Wednesday, 2 January 2019
By Entertainment reviews
Jackie Juno entertains the Write Angle crowd. I know that you love me, warts and all.
It was a very miserable, dark, windy and wet evening, yet it brought a good turnout to Write Angle’s Christmas Special, with Jackie Juno, coming the 360 miles from Dartmoor, three and a half hours away ,while at the open mic, three newcomers joined Write Angle’s splendid regulars.
Jackie is funny; undoubtedly a commedienne. The jokes between the poems come tripping off her tongue. And the poems themselves are funny, yet contain truths about the world around her.
She uses a wide range of voices and accents; and her expressive face changes to add to the meaning and humour in each of her works.
She had everyone roaring with laughter as they participated in her A Blokey One-to-one, with most of the words having the sound of one or two, with each half the audience representing one or the other.
A private school commissioned her to produce a poem for a posh event (even though she was nervous about it) and her poem poked fun at the upper class language – and they loved it and had her repeat it.

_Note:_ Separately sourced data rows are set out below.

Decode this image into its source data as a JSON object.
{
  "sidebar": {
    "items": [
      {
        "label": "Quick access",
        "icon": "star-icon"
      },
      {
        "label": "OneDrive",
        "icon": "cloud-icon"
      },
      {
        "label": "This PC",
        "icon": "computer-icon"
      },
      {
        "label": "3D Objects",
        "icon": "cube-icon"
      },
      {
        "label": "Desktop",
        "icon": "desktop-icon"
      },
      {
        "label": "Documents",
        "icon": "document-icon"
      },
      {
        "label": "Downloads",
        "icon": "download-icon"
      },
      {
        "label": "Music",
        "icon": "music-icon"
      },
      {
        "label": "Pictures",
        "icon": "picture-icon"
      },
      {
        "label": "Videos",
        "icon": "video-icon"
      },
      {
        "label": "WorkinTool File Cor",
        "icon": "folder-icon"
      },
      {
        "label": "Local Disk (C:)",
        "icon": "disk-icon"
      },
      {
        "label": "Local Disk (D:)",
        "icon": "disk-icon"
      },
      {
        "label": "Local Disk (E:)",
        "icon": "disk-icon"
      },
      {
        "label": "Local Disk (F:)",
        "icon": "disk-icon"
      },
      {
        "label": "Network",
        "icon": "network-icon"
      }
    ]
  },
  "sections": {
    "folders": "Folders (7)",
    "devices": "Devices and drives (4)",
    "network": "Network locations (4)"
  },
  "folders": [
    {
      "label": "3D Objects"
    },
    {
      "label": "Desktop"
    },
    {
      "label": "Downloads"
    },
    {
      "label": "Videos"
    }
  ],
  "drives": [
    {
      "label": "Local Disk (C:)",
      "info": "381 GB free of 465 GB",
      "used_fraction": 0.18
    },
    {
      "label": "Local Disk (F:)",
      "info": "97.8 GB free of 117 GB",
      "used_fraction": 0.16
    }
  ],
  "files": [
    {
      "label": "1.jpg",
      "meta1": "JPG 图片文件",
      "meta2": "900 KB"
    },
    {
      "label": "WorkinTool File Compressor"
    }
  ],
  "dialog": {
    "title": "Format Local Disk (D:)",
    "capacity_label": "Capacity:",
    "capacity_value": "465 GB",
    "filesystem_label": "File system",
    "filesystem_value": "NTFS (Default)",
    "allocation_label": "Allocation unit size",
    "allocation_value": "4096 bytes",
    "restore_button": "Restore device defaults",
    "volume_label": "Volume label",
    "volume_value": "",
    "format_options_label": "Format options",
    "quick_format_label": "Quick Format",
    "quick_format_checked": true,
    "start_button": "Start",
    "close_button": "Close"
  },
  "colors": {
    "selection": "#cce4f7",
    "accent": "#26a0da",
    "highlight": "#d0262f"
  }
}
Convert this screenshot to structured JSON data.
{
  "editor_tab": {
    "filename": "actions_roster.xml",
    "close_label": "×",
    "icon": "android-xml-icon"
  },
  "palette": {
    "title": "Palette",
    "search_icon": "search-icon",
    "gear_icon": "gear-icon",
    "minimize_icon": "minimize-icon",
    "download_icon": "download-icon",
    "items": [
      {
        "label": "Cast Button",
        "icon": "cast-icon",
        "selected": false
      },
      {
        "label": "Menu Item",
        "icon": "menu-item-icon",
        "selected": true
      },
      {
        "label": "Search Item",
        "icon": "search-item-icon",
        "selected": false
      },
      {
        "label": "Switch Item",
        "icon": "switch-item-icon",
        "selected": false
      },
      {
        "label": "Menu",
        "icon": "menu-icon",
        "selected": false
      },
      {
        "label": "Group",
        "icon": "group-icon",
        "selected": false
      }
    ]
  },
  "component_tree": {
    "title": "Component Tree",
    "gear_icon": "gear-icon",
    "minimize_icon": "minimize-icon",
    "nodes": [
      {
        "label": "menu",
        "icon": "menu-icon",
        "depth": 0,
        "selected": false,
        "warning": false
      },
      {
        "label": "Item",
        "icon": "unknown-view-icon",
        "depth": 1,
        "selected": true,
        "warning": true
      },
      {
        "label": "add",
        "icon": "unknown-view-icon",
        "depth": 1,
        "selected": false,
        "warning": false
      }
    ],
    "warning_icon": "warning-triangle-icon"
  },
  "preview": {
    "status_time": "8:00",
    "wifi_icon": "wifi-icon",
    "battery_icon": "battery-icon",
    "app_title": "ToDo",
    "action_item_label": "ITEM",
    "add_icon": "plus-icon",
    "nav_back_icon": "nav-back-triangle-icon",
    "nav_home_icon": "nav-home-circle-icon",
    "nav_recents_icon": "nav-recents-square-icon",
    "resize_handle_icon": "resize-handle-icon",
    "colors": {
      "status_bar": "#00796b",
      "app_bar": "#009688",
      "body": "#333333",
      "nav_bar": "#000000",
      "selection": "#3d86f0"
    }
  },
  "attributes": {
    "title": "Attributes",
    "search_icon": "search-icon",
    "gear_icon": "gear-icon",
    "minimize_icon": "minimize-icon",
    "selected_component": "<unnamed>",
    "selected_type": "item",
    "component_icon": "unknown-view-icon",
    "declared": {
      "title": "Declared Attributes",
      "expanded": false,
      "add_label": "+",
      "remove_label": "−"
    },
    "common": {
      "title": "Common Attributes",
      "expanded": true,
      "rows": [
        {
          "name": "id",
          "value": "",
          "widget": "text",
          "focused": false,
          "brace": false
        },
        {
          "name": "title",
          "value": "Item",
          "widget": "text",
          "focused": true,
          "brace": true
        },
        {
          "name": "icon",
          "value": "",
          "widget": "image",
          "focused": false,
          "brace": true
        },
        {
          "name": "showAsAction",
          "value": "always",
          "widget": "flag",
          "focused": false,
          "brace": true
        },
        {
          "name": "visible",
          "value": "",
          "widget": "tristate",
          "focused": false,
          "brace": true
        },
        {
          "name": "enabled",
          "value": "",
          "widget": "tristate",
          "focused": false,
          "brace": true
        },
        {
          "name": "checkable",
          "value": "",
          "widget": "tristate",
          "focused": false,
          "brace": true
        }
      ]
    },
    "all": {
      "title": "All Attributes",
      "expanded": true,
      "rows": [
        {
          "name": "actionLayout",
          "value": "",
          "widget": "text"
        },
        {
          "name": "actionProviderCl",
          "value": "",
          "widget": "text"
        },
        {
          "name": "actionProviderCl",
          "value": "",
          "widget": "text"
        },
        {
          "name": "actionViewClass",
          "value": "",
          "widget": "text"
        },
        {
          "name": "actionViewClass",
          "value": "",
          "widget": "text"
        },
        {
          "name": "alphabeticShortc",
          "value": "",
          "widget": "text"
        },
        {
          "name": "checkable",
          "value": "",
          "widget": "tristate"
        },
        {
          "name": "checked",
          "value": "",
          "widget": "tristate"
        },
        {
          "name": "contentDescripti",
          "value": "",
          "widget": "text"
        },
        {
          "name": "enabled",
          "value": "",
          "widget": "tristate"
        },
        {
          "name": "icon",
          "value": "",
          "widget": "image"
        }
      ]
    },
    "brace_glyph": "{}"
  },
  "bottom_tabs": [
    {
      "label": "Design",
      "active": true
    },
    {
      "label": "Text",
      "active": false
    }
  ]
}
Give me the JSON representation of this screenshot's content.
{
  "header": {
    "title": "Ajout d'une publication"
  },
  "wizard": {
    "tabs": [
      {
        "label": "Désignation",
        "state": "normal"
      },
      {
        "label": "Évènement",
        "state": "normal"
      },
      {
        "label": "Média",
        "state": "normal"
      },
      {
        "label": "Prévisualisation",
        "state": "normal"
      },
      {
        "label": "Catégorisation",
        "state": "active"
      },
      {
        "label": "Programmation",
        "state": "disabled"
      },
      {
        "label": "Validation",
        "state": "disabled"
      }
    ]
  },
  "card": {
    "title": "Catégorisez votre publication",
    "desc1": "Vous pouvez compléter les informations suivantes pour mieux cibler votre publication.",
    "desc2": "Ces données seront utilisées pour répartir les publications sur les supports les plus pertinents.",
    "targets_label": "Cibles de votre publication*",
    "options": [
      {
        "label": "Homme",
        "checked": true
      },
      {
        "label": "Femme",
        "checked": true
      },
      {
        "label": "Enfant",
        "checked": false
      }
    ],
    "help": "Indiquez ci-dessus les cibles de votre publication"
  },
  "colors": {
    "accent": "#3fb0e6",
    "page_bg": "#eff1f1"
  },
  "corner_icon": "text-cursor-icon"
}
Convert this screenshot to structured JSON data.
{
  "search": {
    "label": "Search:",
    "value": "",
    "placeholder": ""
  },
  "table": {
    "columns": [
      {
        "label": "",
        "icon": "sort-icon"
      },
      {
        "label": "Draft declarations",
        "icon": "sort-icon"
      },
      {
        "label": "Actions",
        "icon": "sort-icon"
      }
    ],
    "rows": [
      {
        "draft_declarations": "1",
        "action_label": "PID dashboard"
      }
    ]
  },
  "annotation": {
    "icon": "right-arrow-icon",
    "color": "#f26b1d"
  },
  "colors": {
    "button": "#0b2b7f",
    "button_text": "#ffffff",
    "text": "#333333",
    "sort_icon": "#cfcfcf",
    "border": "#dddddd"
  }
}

When her daughter became a vegetarian and announced that ’virgins don’t eat dairy’, Jackie wrote Hardcore Vegans about all the historically reputed virgins – Mary, Queen Elizabeth the First and so on.
Then there was her song, My Favourite S&M Things, sung to the tune of Julie Andrews’ song in the Sound of Music. Then a change of tone with This Much I Know, a realistic love song, dedicated to her husband: "I know that you love me, warts and all."
At the open mic, Richard Hawtree held up the proof of his poetry book, The Night I Spoke Irish in Surrey, due out in January; read the title poem and another old favourite.
Although the poem was serious, Richard's natural humour always raises a laugh. His publishers, Donall and Janet Dempsey also performed; and Donall did speak Irish, in Hampshire, not Surrey! He wrote of his dead brother in a novel way, having his ghost come visit, telling him not to cry. Janet wrote a letter of complaint: Dear God: "...when anybody calls, you’re mostly incommunicado."
Fred Werner’s Ladder Crew gave us a taste of New York City as heard from his hotel window, complete with sound effects, the wail of the fire engine siren (now it's his mobile ringtone!). Mike Spilberg’s Plaint to the Executioner had a tongue-in-cheek quality of humour as "I lie in a basket now and stare up at the sky."
Sue Spiers, Diana Arnold, Leah and Bruce Perry, (usually on hammer dulcimer or reading wonderful short stories), chose instead to do a descriptive selection of poetry.
They all added sparkle and some not always serious, festive poems to the proceedings, as well as more serious offerings. Jezz, on guitar, and Jack, on accordian, closed off the evening in their usual harmonious, lilting and rousing manner.
The raffle sponsor was The Half Moon, an excellent pub in Sheet, with a Sunday lunch for two.